The art ranges from awe-inspiring to kitsch, masterpiece to disaster. We encounter people every day sporting tattoos and when considering a tattoo it’s best to know how the process works.
Matteo Holmes is a tattoo artist and piercer working at Eugene Tattoo & Body Piercing located in downtown Eugene. Holmes has been working his craft for over nine years.
Before someone can get a tattoo they have to pay the artist to design and draw the image; the more elaborate the more expensive. The artist must translate the information they receive from their customer into an image that they will enjoy enough to have it permanently applied to their skin.
“Guessing my way through permanent alterations is not my style.” Holmes said.
Some artists charge a flat rate while others will charge based on the time it takes to complete. Prices vary based on the artist, the size of the tattoo, and its complexity.
While some tattoos are done free hand, most are done with a stencil. The image about to be tattooed is printed onto a stencil which is applied directly onto the customer’s skin. For the average tattoo Holmes uses two tattoo machines, which are in essence motorized needles used to apply the tattoo.
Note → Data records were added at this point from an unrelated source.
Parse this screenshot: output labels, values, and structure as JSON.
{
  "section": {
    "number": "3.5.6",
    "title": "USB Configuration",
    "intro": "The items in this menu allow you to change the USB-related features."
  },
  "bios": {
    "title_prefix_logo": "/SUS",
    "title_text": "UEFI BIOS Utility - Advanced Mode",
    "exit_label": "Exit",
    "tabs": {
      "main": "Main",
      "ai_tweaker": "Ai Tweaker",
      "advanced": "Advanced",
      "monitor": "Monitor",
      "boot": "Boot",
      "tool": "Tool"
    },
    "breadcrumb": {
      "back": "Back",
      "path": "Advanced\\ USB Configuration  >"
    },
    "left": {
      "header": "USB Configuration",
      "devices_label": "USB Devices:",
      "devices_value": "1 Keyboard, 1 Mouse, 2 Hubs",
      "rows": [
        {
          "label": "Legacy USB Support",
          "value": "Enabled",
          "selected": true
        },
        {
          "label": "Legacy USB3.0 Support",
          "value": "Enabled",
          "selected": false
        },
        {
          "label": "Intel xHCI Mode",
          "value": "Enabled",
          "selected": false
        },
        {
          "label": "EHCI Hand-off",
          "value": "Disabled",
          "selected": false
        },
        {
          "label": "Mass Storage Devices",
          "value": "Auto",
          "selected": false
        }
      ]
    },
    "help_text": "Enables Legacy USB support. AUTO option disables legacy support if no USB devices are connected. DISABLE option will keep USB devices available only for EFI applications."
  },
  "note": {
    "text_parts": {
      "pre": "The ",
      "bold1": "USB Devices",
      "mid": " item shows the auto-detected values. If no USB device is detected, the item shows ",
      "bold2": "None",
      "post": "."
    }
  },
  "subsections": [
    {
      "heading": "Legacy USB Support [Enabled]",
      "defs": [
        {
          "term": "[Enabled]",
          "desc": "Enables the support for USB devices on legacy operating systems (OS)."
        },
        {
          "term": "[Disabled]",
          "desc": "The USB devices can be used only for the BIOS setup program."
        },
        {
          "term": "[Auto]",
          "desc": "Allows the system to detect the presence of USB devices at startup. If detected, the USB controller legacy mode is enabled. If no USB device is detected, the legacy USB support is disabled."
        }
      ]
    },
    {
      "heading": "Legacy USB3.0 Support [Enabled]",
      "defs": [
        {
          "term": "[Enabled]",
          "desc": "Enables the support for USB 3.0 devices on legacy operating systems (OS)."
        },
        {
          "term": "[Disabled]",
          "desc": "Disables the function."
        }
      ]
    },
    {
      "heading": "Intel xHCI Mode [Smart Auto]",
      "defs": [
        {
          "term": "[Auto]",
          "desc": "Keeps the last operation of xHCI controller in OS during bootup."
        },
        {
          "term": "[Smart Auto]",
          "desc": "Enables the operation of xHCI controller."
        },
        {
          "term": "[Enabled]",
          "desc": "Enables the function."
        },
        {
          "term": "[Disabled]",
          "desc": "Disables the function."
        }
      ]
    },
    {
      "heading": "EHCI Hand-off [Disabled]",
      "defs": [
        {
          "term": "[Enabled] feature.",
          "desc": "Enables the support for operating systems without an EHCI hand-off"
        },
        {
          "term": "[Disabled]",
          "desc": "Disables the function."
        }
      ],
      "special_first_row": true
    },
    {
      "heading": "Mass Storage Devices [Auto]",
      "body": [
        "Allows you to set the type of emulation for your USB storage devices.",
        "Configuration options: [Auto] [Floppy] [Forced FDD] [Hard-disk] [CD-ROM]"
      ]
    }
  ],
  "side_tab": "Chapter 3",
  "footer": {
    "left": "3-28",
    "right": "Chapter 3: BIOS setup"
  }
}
The machine requires a component called a grip assembly, which holds the needle steady during the tattooing process. The needles themselves are one-use much like those used for medical purposes.
The tattoo machine is operated by a foot pedal attached to the machine. Power units are also used with the machine, which are devices that diminish fluctuations in the electrical charge that comes in from an outlet. These fluctuations can affect how the needle moves, which results in parts of the tattoo becoming “blown out”. This means that the mark made on the skin is slightly distorted.
A tattoo itself is made out of specialized colored dyes called pigments. The pigment is first applied to the needle of the tattoo machine. The needle is then used to pierce the skin and into the dermis, the middle layer of skin, where it leaves drops of pigment that can be seen on the skin’s surface. As skin is worn away and replenished some pigment is worn away as well; which is why tattoos gradually fade over time.
The amount of time it takes to actually apply a tattoo can vary drastically. If the tattoo is large or complex enough, it can take a whole day or more. For larger tattoos, it can take multiple sessions to actually finish it. Sessions can last a couple of hours each.
After getting a tattoo, the skin is damaged and takes time to heal. If a tattoo is improperly cared for after it has been applied, it can damage the tattoo itself. The image can sometimes blur, colors fade or the skin becomes further damaged and scarred.
Getting a tattoo isn’t the easiest process for the artist or the client. Despite this, Holmes enjoys his job and continues to work at and help manage Eugene Tattoo & Body Piercing.